» **THE PROBLEM**: Below are records; copy every line in them that holds the word "Persekutuan".

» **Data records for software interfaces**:
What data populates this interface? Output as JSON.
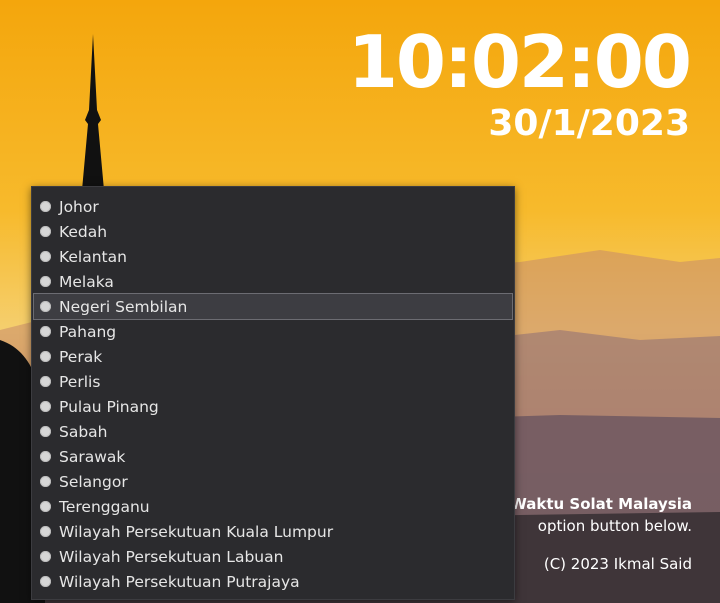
{
  "clock": {
    "time": "10:02:00",
    "date": "30/1/2023"
  },
  "info": {
    "title": "Waktu Solat Malaysia",
    "instruction": "option button below.",
    "copyright": "(C) 2023 Ikmal Said"
  },
  "states": [
    {
      "label": "Johor",
      "selected": false
    },
    {
      "label": "Kedah",
      "selected": false
    },
    {
      "label": "Kelantan",
      "selected": false
    },
    {
      "label": "Melaka",
      "selected": false
    },
    {
      "label": "Negeri Sembilan",
      "selected": true
    },
    {
      "label": "Pahang",
      "selected": false
    },
    {
      "label": "Perak",
      "selected": false
    },
    {
      "label": "Perlis",
      "selected": false
    },
    {
      "label": "Pulau Pinang",
      "selected": false
    },
    {
      "label": "Sabah",
      "selected": false
    },
    {
      "label": "Sarawak",
      "selected": false
    },
    {
      "label": "Selangor",
      "selected": false
    },
    {
      "label": "Terengganu",
      "selected": false
    },
    {
      "label": "Wilayah Persekutuan Kuala Lumpur",
      "selected": false
    },
    {
      "label": "Wilayah Persekutuan Labuan",
      "selected": false
    },
    {
      "label": "Wilayah Persekutuan Putrajaya",
      "selected": false
    }
  ],
  "colors": {
    "sky_top": "#f5a20f",
    "sky_mid": "#f7b730",
    "sky_horizon": "#f4d07a",
    "menu_bg": "#2b2b2e"
  }
}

» **SOLVED PROBLEM**:
      "label": "Wilayah Persekutuan Kuala Lumpur",
      "label": "Wilayah Persekutuan Labuan",
      "label": "Wilayah Persekutuan Putrajaya",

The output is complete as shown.